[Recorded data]
......

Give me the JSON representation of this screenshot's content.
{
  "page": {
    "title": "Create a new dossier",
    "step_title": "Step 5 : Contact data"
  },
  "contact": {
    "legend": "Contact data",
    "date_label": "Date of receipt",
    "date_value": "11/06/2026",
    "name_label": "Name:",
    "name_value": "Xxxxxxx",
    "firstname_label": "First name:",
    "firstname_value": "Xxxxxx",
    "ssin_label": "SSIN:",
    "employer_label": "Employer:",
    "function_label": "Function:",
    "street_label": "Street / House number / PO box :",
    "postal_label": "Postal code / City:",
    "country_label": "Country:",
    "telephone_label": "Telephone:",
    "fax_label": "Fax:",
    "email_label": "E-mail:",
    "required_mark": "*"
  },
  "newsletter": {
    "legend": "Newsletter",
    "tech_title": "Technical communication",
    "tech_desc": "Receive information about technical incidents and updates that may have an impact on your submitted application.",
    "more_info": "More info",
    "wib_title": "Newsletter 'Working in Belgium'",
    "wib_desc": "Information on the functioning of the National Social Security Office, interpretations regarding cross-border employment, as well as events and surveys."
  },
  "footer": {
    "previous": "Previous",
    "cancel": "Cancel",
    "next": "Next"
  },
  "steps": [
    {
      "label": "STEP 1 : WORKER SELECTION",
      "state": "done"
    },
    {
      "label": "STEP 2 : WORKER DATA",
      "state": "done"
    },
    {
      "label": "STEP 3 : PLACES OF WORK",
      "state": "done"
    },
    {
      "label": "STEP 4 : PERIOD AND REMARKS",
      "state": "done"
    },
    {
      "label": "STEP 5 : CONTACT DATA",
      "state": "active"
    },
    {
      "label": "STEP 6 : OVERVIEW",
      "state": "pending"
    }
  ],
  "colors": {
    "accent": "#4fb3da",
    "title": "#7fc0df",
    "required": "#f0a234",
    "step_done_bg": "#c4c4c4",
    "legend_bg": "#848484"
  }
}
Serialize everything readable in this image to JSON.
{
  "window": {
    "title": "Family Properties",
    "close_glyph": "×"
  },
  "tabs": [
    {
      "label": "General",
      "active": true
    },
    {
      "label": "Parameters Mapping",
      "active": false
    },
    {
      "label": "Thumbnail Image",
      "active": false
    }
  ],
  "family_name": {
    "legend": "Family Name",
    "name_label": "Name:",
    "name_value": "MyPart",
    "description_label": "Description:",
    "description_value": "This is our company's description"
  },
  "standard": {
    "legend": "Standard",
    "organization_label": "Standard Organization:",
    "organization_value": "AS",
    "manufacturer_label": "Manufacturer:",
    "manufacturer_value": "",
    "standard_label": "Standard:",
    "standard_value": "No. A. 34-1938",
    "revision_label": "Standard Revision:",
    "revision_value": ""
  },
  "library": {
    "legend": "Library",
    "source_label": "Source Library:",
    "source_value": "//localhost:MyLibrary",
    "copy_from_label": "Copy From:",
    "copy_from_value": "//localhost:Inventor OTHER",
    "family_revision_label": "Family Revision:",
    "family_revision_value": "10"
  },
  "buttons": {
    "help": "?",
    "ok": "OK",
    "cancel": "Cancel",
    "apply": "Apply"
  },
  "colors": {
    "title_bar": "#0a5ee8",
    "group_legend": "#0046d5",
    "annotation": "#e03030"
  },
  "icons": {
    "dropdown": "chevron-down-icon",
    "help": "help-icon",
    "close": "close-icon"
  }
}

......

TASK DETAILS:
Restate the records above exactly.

SOLUTION TO THE EXERCISE:
Give me the JSON representation of this screenshot's content.
{
  "page": {
    "title": "Create a new dossier",
    "step_title": "Step 5 : Contact data"
  },
  "contact": {
    "legend": "Contact data",
    "date_label": "Date of receipt",
    "date_value": "11/06/2026",
    "name_label": "Name:",
    "name_value": "Xxxxxxx",
    "firstname_label": "First name:",
    "firstname_value": "Xxxxxx",
    "ssin_label": "SSIN:",
    "employer_label": "Employer:",
    "function_label": "Function:",
    "street_label": "Street / House number / PO box :",
    "postal_label": "Postal code / City:",
    "country_label": "Country:",
    "telephone_label": "Telephone:",
    "fax_label": "Fax:",
    "email_label": "E-mail:",
    "required_mark": "*"
  },
  "newsletter": {
    "legend": "Newsletter",
    "tech_title": "Technical communication",
    "tech_desc": "Receive information about technical incidents and updates that may have an impact on your submitted application.",
    "more_info": "More info",
    "wib_title": "Newsletter 'Working in Belgium'",
    "wib_desc": "Information on the functioning of the National Social Security Office, interpretations regarding cross-border employment, as well as events and surveys."
  },
  "footer": {
    "previous": "Previous",
    "cancel": "Cancel",
    "next": "Next"
  },
  "steps": [
    {
      "label": "STEP 1 : WORKER SELECTION",
      "state": "done"
    },
    {
      "label": "STEP 2 : WORKER DATA",
      "state": "done"
    },
    {
      "label": "STEP 3 : PLACES OF WORK",
      "state": "done"
    },
    {
      "label": "STEP 4 : PERIOD AND REMARKS",
      "state": "done"
    },
    {
      "label": "STEP 5 : CONTACT DATA",
      "state": "active"
    },
    {
      "label": "STEP 6 : OVERVIEW",
      "state": "pending"
    }
  ],
  "colors": {
    "accent": "#4fb3da",
    "title": "#7fc0df",
    "required": "#f0a234",
    "step_done_bg": "#c4c4c4",
    "legend_bg": "#848484"
  }
}
Serialize everything readable in this image to JSON.
{
  "window": {
    "title": "Family Properties",
    "close_glyph": "×"
  },
  "tabs": [
    {
      "label": "General",
      "active": true
    },
    {
      "label": "Parameters Mapping",
      "active": false
    },
    {
      "label": "Thumbnail Image",
      "active": false
    }
  ],
  "family_name": {
    "legend": "Family Name",
    "name_label": "Name:",
    "name_value": "MyPart",
    "description_label": "Description:",
    "description_value": "This is our company's description"
  },
  "standard": {
    "legend": "Standard",
    "organization_label": "Standard Organization:",
    "organization_value": "AS",
    "manufacturer_label": "Manufacturer:",
    "manufacturer_value": "",
    "standard_label": "Standard:",
    "standard_value": "No. A. 34-1938",
    "revision_label": "Standard Revision:",
    "revision_value": ""
  },
  "library": {
    "legend": "Library",
    "source_label": "Source Library:",
    "source_value": "//localhost:MyLibrary",
    "copy_from_label": "Copy From:",
    "copy_from_value": "//localhost:Inventor OTHER",
    "family_revision_label": "Family Revision:",
    "family_revision_value": "10"
  },
  "buttons": {
    "help": "?",
    "ok": "OK",
    "cancel": "Cancel",
    "apply": "Apply"
  },
  "colors": {
    "title_bar": "#0a5ee8",
    "group_legend": "#0046d5",
    "annotation": "#e03030"
  },
  "icons": {
    "dropdown": "chevron-down-icon",
    "help": "help-icon",
    "close": "close-icon"
  }
}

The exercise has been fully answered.